Feature: The Not-So-Miracle

Posted on 25-Aug-2014

Special feature by Corporal Nathan Chan of 10th Kuala Lumpur Company

Many problems were met along the way, but with God’s help, 10th KL’s awards day is over. Problems, however, are not over. Every once in a while, one of extreme difficulty, whether concerning the details of an event or the stubbornness of a fellow brigadier, comes our way.

The Israelites and the Philistines were like squabbling children. They fought against each other on more than 7 different occasions. On one such occasion, the two armies were perched on opposite sides of the Valley of Elah, a critical location, capable of deciding the war.

The Philistines occupied one hill and the Israelites another, with the valley between them. - 1 Samuel 17:3 

However, neither side could make a move without first rushing down the valley and then fighting an uphill battle on the other side. So, the Philistines decided to take matters into their own hands. Sending their champion down, one of the most well-known battles recorded in the Bible began.

Such forms of single hand-to-hand combat were not uncommon, especially before the invention of firearms. From the ancient Egyptians to the not-so-ancient Romans, all the way to the Middle Ages, these battles were recorded in stories. In each, the champion warrior from each side would fight with swords and shields.

What a champion Goliath was. He was a giant, towering at almost 3 meters tall, with 35 kilos worth of armour. In addition to a sword for close range combat, he carried a thick spear.

In warfare, there are 3 basic types of soldiers - infantry, cavalry and artillery. Every battle can be seen as a complex rock-paper-scissors game. Infantry will beat cavalry, cavalry beats artillery, and artillery will beat foot soldiers.

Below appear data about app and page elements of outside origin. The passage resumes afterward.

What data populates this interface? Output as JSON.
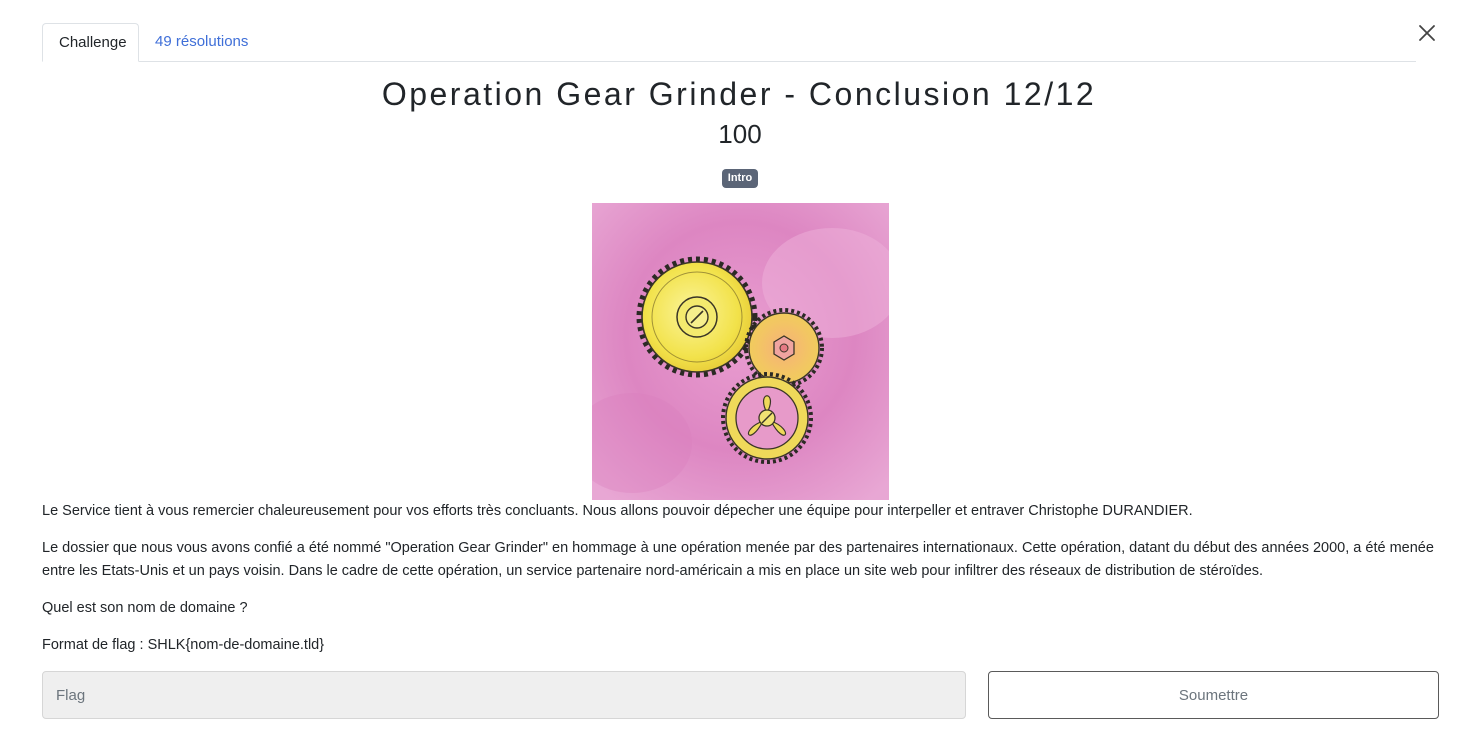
{
  "tabs": {
    "challenge": "Challenge",
    "solves": "49 résolutions"
  },
  "challenge": {
    "title": "Operation Gear Grinder - Conclusion 12/12",
    "points": "100",
    "tag": "Intro"
  },
  "description": {
    "p1": "Le Service tient à vous remercier chaleureusement pour vos efforts très concluants. Nous allons pouvoir dépecher une équipe pour interpeller et entraver Christophe DURANDIER.",
    "p2": "Le dossier que nous vous avons confié a été nommé \"Operation Gear Grinder\" en hommage à une opération menée par des partenaires internationaux. Cette opération, datant du début des années 2000, a été menée entre les Etats-Unis et un pays voisin. Dans le cadre de cette opération, un service partenaire nord-américain a mis en place un site web pour infiltrer des réseaux de distribution de stéroïdes.",
    "p3": "Quel est son nom de domaine ?",
    "p4": "Format de flag : SHLK{nom-de-domaine.tld}"
  },
  "form": {
    "flag_placeholder": "Flag",
    "flag_value": "",
    "submit_label": "Soumettre"
  },
  "icons": {
    "close": "close-icon"
  },
  "colors": {
    "link": "#3f6fd8",
    "tag_bg": "#5b6577",
    "input_bg": "#efefef"
  }
}
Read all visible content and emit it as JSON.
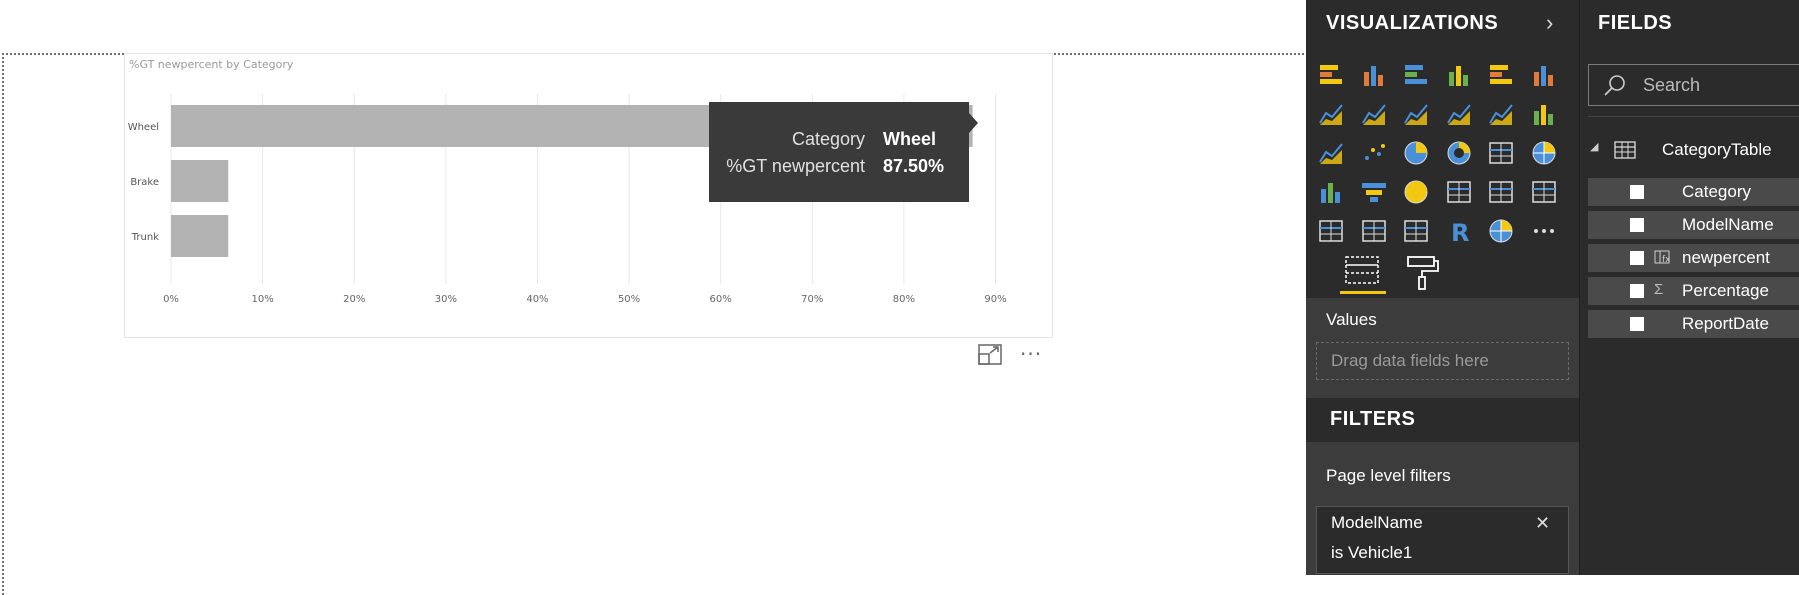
{
  "canvas": {
    "more_options": "···"
  },
  "chart": {
    "title": "%GT newpercent by Category",
    "bar_color": "#b3b3b3",
    "grid_color": "#e8e8e8"
  },
  "chart_data": {
    "type": "bar",
    "orientation": "horizontal",
    "title": "%GT newpercent by Category",
    "categories": [
      "Wheel",
      "Brake",
      "Trunk"
    ],
    "values": [
      87.5,
      6.25,
      6.25
    ],
    "x_ticks": [
      "0%",
      "10%",
      "20%",
      "30%",
      "40%",
      "50%",
      "60%",
      "70%",
      "80%",
      "90%"
    ],
    "xlim": [
      0,
      90
    ],
    "grid": true,
    "xlabel": "",
    "ylabel": ""
  },
  "tooltip": {
    "rows": [
      {
        "key": "Category",
        "value": "Wheel"
      },
      {
        "key": "%GT newpercent",
        "value": "87.50%"
      }
    ]
  },
  "visualizations": {
    "title": "VISUALIZATIONS",
    "collapse_glyph": "›",
    "icons": [
      "stacked-bar-chart-icon",
      "stacked-column-chart-icon",
      "clustered-bar-chart-icon",
      "clustered-column-chart-icon",
      "100-stacked-bar-chart-icon",
      "100-stacked-column-chart-icon",
      "line-chart-icon",
      "area-chart-icon",
      "stacked-area-chart-icon",
      "line-and-stacked-column-chart-icon",
      "line-and-clustered-column-chart-icon",
      "waterfall-chart-icon",
      "ribbon-chart-icon",
      "scatter-chart-icon",
      "pie-chart-icon",
      "donut-chart-icon",
      "treemap-icon",
      "map-icon",
      "filled-map-icon",
      "funnel-icon",
      "gauge-icon",
      "card-icon",
      "multi-row-card-icon",
      "kpi-icon",
      "slicer-icon",
      "table-icon",
      "matrix-icon",
      "r-script-visual-icon",
      "arcgis-map-icon",
      "more-visuals-icon"
    ],
    "values_label": "Values",
    "drag_placeholder": "Drag data fields here",
    "filters_title": "FILTERS",
    "page_filters_label": "Page level filters",
    "filter": {
      "field": "ModelName",
      "condition": "is Vehicle1",
      "close_glyph": "✕"
    }
  },
  "fields": {
    "title": "FIELDS",
    "search_placeholder": "Search",
    "table": {
      "name": "CategoryTable",
      "caret": "◢",
      "items": [
        {
          "name": "Category",
          "type": "none"
        },
        {
          "name": "ModelName",
          "type": "none"
        },
        {
          "name": "newpercent",
          "type": "calc"
        },
        {
          "name": "Percentage",
          "type": "sum"
        },
        {
          "name": "ReportDate",
          "type": "none"
        }
      ]
    },
    "sum_glyph": "Σ"
  }
}
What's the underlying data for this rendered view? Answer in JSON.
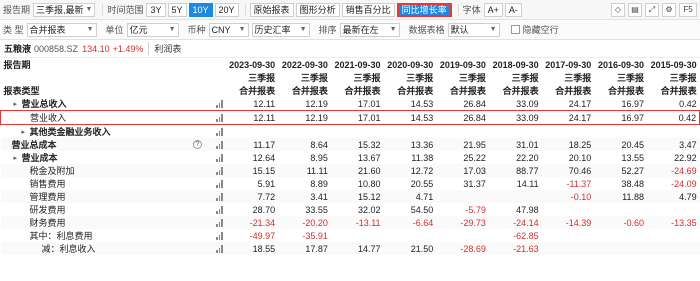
{
  "toolbar1": {
    "report_period_label": "报告期",
    "report_period_value": "三季报,最新",
    "time_range_label": "时间范围",
    "ranges": [
      "3Y",
      "5Y",
      "10Y",
      "20Y"
    ],
    "active_range": "10Y",
    "view_buttons": [
      "原始报表",
      "图形分析",
      "销售百分比",
      "同比增长率"
    ],
    "highlighted_button": "同比增长率",
    "font_label": "字体",
    "font_up": "A+",
    "font_down": "A-",
    "f5": "F5"
  },
  "toolbar2": {
    "type_label": "类 型",
    "type_value": "合并报表",
    "unit_label": "单位",
    "unit_value": "亿元",
    "currency_label": "币种",
    "currency_value": "CNY",
    "rate_value": "历史汇率",
    "sort_label": "排序",
    "sort_value": "最新在左",
    "table_label": "数据表格",
    "table_value": "默认",
    "hide_empty": "隐藏空行"
  },
  "stock": {
    "name": "五粮液",
    "code": "000858.SZ",
    "price": "134.10",
    "change": "+1.49%",
    "tab": "利润表"
  },
  "header": {
    "row1_label": "报告期",
    "row2_label": "报表类型",
    "periods": [
      "2023-09-30",
      "2022-09-30",
      "2021-09-30",
      "2020-09-30",
      "2019-09-30",
      "2018-09-30",
      "2017-09-30",
      "2016-09-30",
      "2015-09-30"
    ],
    "quarter": [
      "三季报",
      "三季报",
      "三季报",
      "三季报",
      "三季报",
      "三季报",
      "三季报",
      "三季报",
      "三季报"
    ],
    "report_type": [
      "合并报表",
      "合并报表",
      "合并报表",
      "合并报表",
      "合并报表",
      "合并报表",
      "合并报表",
      "合并报表",
      "合并报表"
    ]
  },
  "rows": [
    {
      "label": "营业总收入",
      "caret": "▸",
      "bold": true,
      "indent": 1,
      "bars": true,
      "values": [
        "12.11",
        "12.19",
        "17.01",
        "14.53",
        "26.84",
        "33.09",
        "24.17",
        "16.97",
        "0.42"
      ]
    },
    {
      "label": "营业收入",
      "caret": "",
      "bold": false,
      "indent": 2,
      "bars": true,
      "selected": true,
      "values": [
        "12.11",
        "12.19",
        "17.01",
        "14.53",
        "26.84",
        "33.09",
        "24.17",
        "16.97",
        "0.42"
      ]
    },
    {
      "label": "其他类金融业务收入",
      "caret": "▸",
      "bold": true,
      "indent": 2,
      "bars": true,
      "values": [
        "",
        "",
        "",
        "",
        "",
        "",
        "",
        "",
        ""
      ]
    },
    {
      "label": "营业总成本",
      "caret": "",
      "bold": true,
      "indent": 0,
      "help": true,
      "bars": true,
      "values": [
        "11.17",
        "8.64",
        "15.32",
        "13.36",
        "21.95",
        "31.01",
        "18.25",
        "20.45",
        "3.47"
      ]
    },
    {
      "label": "营业成本",
      "caret": "▸",
      "bold": true,
      "indent": 1,
      "bars": true,
      "values": [
        "12.64",
        "8.95",
        "13.67",
        "11.38",
        "25.22",
        "22.20",
        "20.10",
        "13.55",
        "22.92"
      ]
    },
    {
      "label": "税金及附加",
      "caret": "",
      "bold": false,
      "indent": 2,
      "bars": true,
      "values": [
        "15.15",
        "11.11",
        "21.60",
        "12.72",
        "17.03",
        "88.77",
        "70.46",
        "52.27",
        "-24.69"
      ]
    },
    {
      "label": "销售费用",
      "caret": "",
      "bold": false,
      "indent": 2,
      "bars": true,
      "values": [
        "5.91",
        "8.89",
        "10.80",
        "20.55",
        "31.37",
        "14.11",
        "-11.37",
        "38.48",
        "-24.09"
      ]
    },
    {
      "label": "管理费用",
      "caret": "",
      "bold": false,
      "indent": 2,
      "bars": true,
      "values": [
        "7.72",
        "3.41",
        "15.12",
        "4.71",
        "",
        "",
        "-0.10",
        "11.88",
        "4.79"
      ]
    },
    {
      "label": "研发费用",
      "caret": "",
      "bold": false,
      "indent": 2,
      "bars": true,
      "values": [
        "28.70",
        "33.55",
        "32.02",
        "54.50",
        "-5.79",
        "47.98",
        "",
        "",
        ""
      ]
    },
    {
      "label": "财务费用",
      "caret": "",
      "bold": false,
      "indent": 2,
      "bars": true,
      "values": [
        "-21.34",
        "-20.20",
        "-13.11",
        "-6.64",
        "-29.73",
        "-24.14",
        "-14.39",
        "-0.60",
        "-13.35"
      ]
    },
    {
      "label": "其中：利息费用",
      "caret": "",
      "bold": false,
      "indent": 2,
      "bars": true,
      "values": [
        "-49.97",
        "-35.91",
        "",
        "",
        "",
        "-62.85",
        "",
        "",
        ""
      ]
    },
    {
      "label": "减：利息收入",
      "caret": "",
      "bold": false,
      "indent": 3,
      "bars": true,
      "values": [
        "18.55",
        "17.87",
        "14.77",
        "21.50",
        "-28.69",
        "-21.63",
        "",
        "",
        ""
      ]
    }
  ]
}
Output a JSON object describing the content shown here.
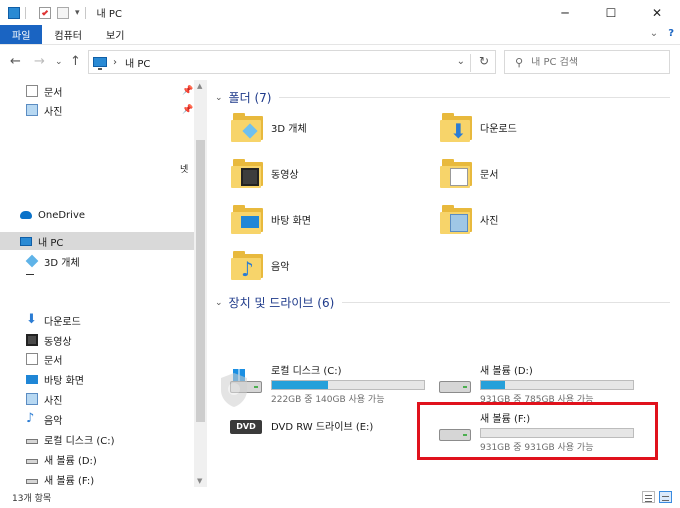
{
  "window": {
    "title": "내 PC",
    "minimize": "─",
    "maximize": "☐",
    "close": "✕"
  },
  "ribbon": {
    "tabs": [
      "파일",
      "컴퓨터",
      "보기"
    ],
    "collapse_icon": "⌄",
    "help_icon": "?"
  },
  "address": {
    "back": "←",
    "forward": "→",
    "recent": "⌄",
    "up": "↑",
    "separator": "›",
    "path": "내 PC",
    "dropdown": "⌄",
    "refresh": "↻"
  },
  "search": {
    "icon": "⚲",
    "placeholder": "내 PC 검색"
  },
  "nav": {
    "quick": [
      {
        "label": "문서",
        "icon": "document-icon",
        "pinned": true
      },
      {
        "label": "사진",
        "icon": "picture-icon",
        "pinned": true
      }
    ],
    "fragment": "넷",
    "onedrive": "OneDrive",
    "thispc": "내 PC",
    "pc_children": [
      {
        "label": "3D 개체",
        "icon": "3d-object-icon"
      },
      {
        "label": "다운로드",
        "icon": "download-icon"
      },
      {
        "label": "동영상",
        "icon": "video-icon"
      },
      {
        "label": "문서",
        "icon": "document-icon"
      },
      {
        "label": "바탕 화면",
        "icon": "desktop-icon"
      },
      {
        "label": "사진",
        "icon": "picture-icon"
      },
      {
        "label": "음악",
        "icon": "music-icon"
      },
      {
        "label": "로컬 디스크 (C:)",
        "icon": "drive-icon"
      },
      {
        "label": "새 볼륨 (D:)",
        "icon": "drive-icon"
      },
      {
        "label": "새 볼륨 (F:)",
        "icon": "drive-icon"
      }
    ]
  },
  "folders_group": {
    "label": "폴더 (7)",
    "chevron": "⌄"
  },
  "folders": [
    {
      "label": "3D 개체",
      "icon": "3d-object-icon"
    },
    {
      "label": "다운로드",
      "icon": "download-icon"
    },
    {
      "label": "동영상",
      "icon": "video-icon"
    },
    {
      "label": "문서",
      "icon": "document-icon"
    },
    {
      "label": "바탕 화면",
      "icon": "desktop-icon"
    },
    {
      "label": "사진",
      "icon": "picture-icon"
    },
    {
      "label": "음악",
      "icon": "music-icon"
    }
  ],
  "devices_group": {
    "label": "장치 및 드라이브 (6)",
    "chevron": "⌄"
  },
  "drives": [
    {
      "name": "로컬 디스크 (C:)",
      "usage": "222GB 중 140GB 사용 가능",
      "used_fraction": 0.37,
      "icon": "windows-drive-icon"
    },
    {
      "name": "새 볼륨 (D:)",
      "usage": "931GB 중 785GB 사용 가능",
      "used_fraction": 0.16,
      "icon": "drive-icon"
    },
    {
      "name": "DVD RW 드라이브 (E:)",
      "icon": "dvd-drive-icon"
    },
    {
      "name": "새 볼륨 (F:)",
      "usage": "931GB 중 931GB 사용 가능",
      "used_fraction": 0.0,
      "icon": "drive-icon"
    }
  ],
  "status": {
    "count": "13개 항목"
  },
  "colors": {
    "accent": "#1a64c2",
    "bar_fill": "#26a0da",
    "highlight": "#e0121c",
    "folder": "#f7d46a"
  }
}
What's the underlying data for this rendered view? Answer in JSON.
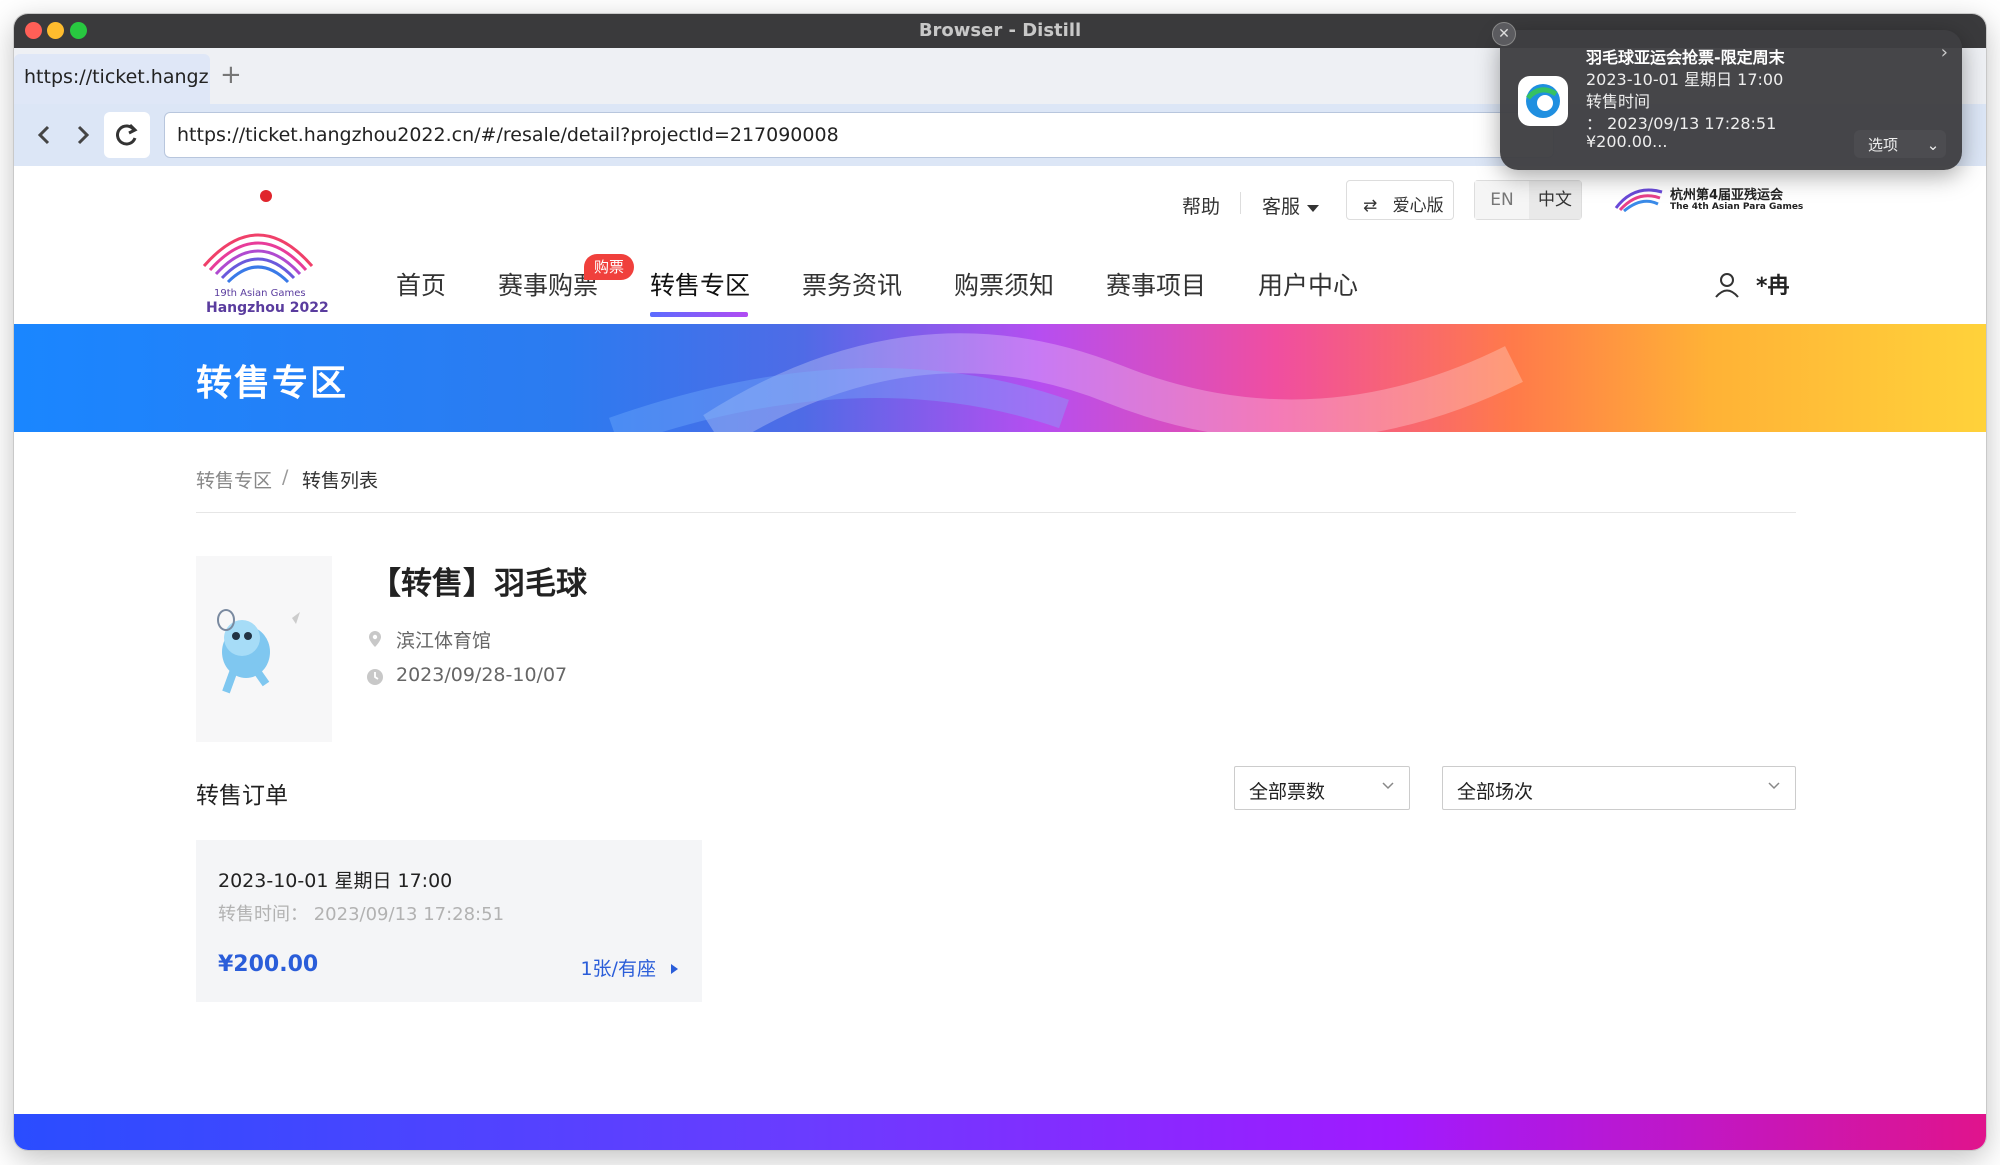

In a typical one-on-one battle, two warriors would fight with swords – the choice weapon of the infantry. David, however, was adept with a sling - he was the artillery, and the artillery would beat the massive infantry of Goliath.

His shield bearer went ahead of him. (1 Samuel 17 NIV)

It is strange the Goliath did not realise what was happening, even as David rushed towards him. Even stranger, he instead feels insulted, saying “Am I a dog, that you come at me with sticks?” - David only has one stick, his shepherd staff.

Accompanying this is the fact that he has a shield bearer. Such bearers usually accompanied archers, who had no protection when firing a bow with both hands. A mighty warrior with a shield bearer? How odd.

 The most common cause for gigantism is a tumour on the pituitary gland of the brain. This gland, resting near the area the optic nerves connect, controls growth. When tumorous, growth is overstimulated, causing gigantism.

Additionally, the larger size of the gland can compress the optic nerves, which can cause double vision.Perhaps this was why Goliath had a shield bearer - he couldn’t see well. Maybe this was the reason he did not realise what was happening - the world was a blur to him. His very source of strength was also a weakness.

This is not to say that God played no part in this. David only had one chance to fire one shot to catch Goliath by surprise. There were still considerable risks - only not as much as one might first realise.

Our first tendency when looking for Gods help is to expect miracles. Yet whether we realise it or not, God can send his supernatural help in the most natural of ways, regardless of the problem.

Page Created: 25th August 2014
Last Updated: 25th August 2014